Over time, Mansantivongs says he expects the prevalence of MBAs in our top corporate ranks to grow. More Australians are studying MBAs, and while they tend to be young, some of them will in the next few decades come to comprise the ranks of our corporate leaders.
Globalisation also plays a role in driving the popularity of MBAs, says Pete Richards, the marketing director at the Macquarie Graduate School of Management, which has two ASX 100 leaders as graduates of its MBA program.
“Increasingly, it’s important for CEOs and senior professionals to make sure that they’re good leaders with a global mindset,” he says. Many MBA schools, MGSM included, pride themselves on the diversity of their cohort.
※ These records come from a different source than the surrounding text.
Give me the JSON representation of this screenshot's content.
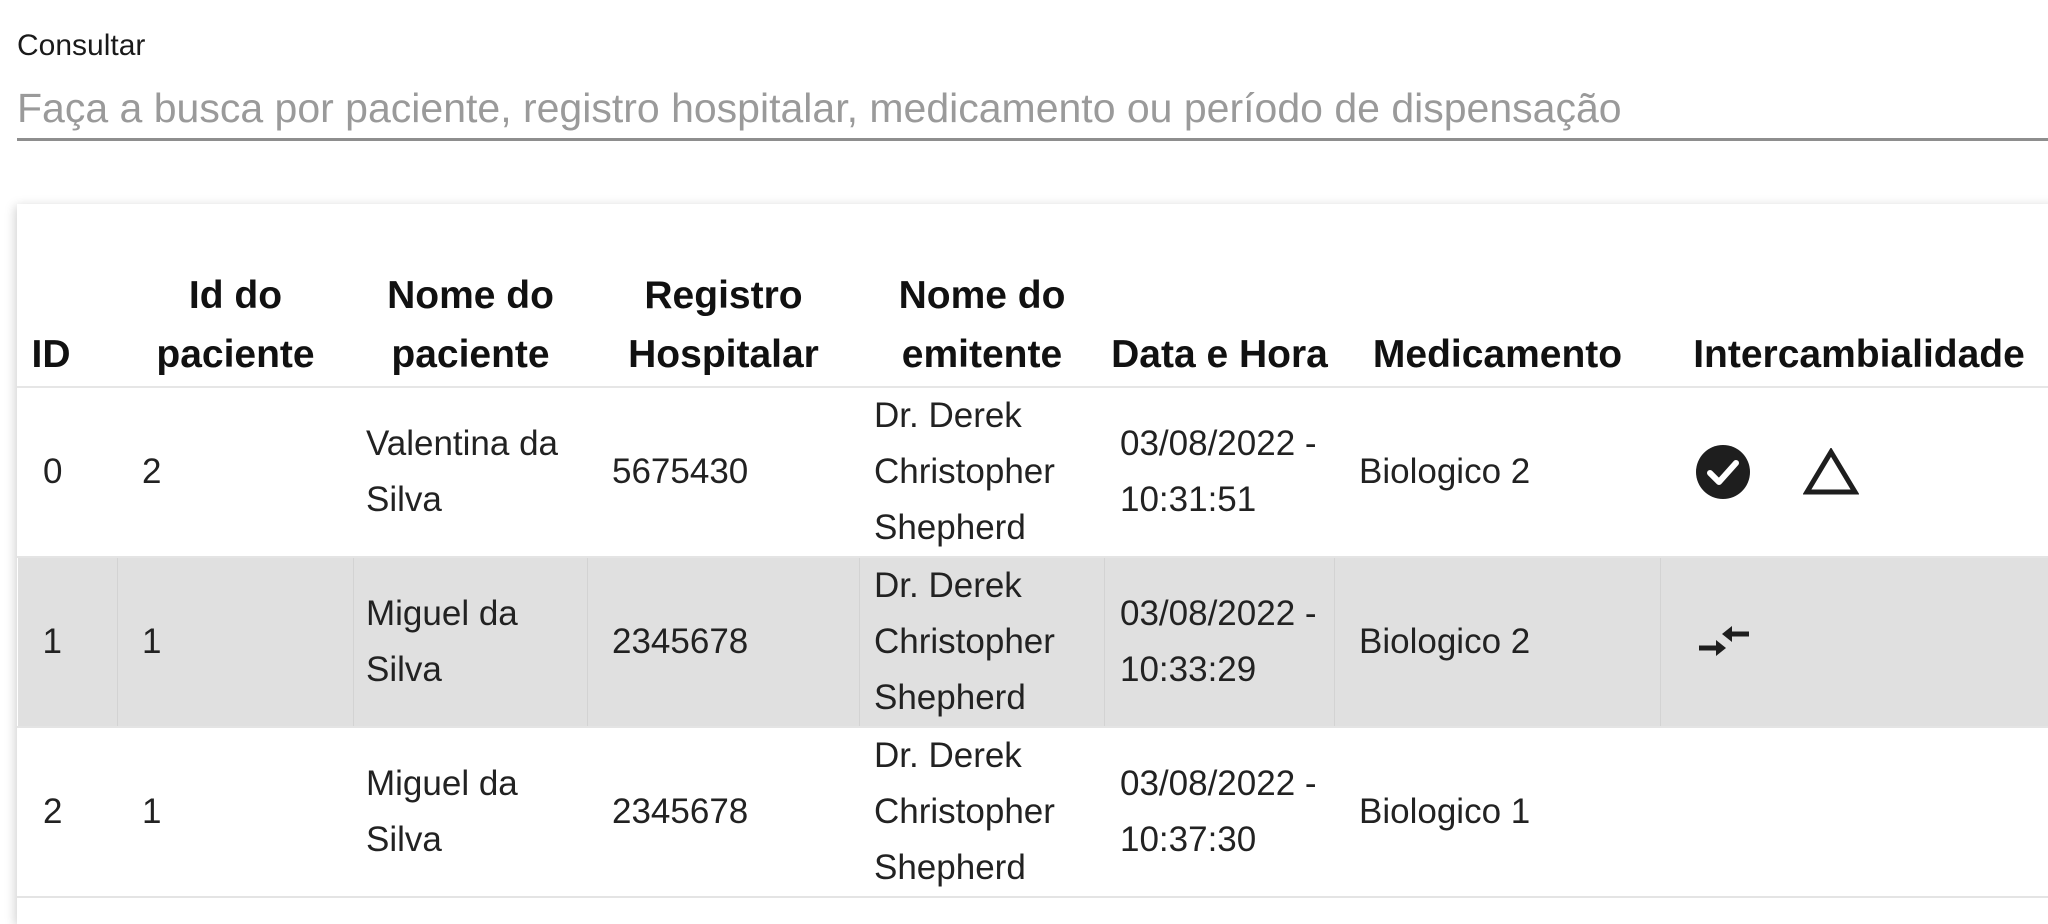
{
  "search": {
    "label": "Consultar",
    "placeholder": "Faça a busca por paciente, registro hospitalar, medicamento ou período de dispensação",
    "value": ""
  },
  "table": {
    "headers": {
      "id": "ID",
      "patient_id": "Id do paciente",
      "patient_name": "Nome do paciente",
      "hospital_record": "Registro Hospitalar",
      "issuer_name": "Nome do emitente",
      "datetime": "Data e Hora",
      "medication": "Medicamento",
      "interchangeability": "Intercambialidade"
    },
    "rows": [
      {
        "id": "0",
        "patient_id": "2",
        "patient_name": "Valentina da Silva",
        "hospital_record": "5675430",
        "issuer_name": "Dr. Derek Christopher Shepherd",
        "datetime": "03/08/2022 - 10:31:51",
        "medication": "Biologico 2",
        "icons": [
          "check-circle-icon",
          "warning-triangle-icon"
        ]
      },
      {
        "id": "1",
        "patient_id": "1",
        "patient_name": "Miguel da Silva",
        "hospital_record": "2345678",
        "issuer_name": "Dr. Derek Christopher Shepherd",
        "datetime": "03/08/2022 - 10:33:29",
        "medication": "Biologico 2",
        "icons": [
          "swap-arrows-icon"
        ]
      },
      {
        "id": "2",
        "patient_id": "1",
        "patient_name": "Miguel da Silva",
        "hospital_record": "2345678",
        "issuer_name": "Dr. Derek Christopher Shepherd",
        "datetime": "03/08/2022 - 10:37:30",
        "medication": "Biologico 1",
        "icons": []
      }
    ]
  },
  "colors": {
    "alt_row": "#e0e0e0",
    "icon": "#1e1e1e",
    "placeholder": "#9a9a9a"
  }
}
Tomorrow’s executive is more likely to have to manage in a country different to the one they grew up in, and this can be helped by an MBA. And as Australian companies employ more and more foreign graduates, those senior executives are likely to hold MBAs, leading to increased acceptance of the qualification in Australia.
After the GFC, MBAs are back with a vengeance
Australian business schools experienced a drop in interest for the MBA during the global financial crisis, but this has since rebounded.
Richards says at the Macquarie Graduate School of Management, interest in the program is as high or higher than it was in 2007.
This is borne out by the data.
The General Management Admissions Test, or GMAT, is a standardised computer-based test used by most business schools worldwide as part of their admissions process into an MBA. The body which administers it, the Graduate Management Admission Council, has since 2007 published statistics on how many students take the test in each country. Compare the Australian figures over several years, and there’s a clear upward trend.
In 2007, 753 students undertook the GMAT in Australia. In 2011, that figure was 1,113 – up nearly 48% on just four years earlier.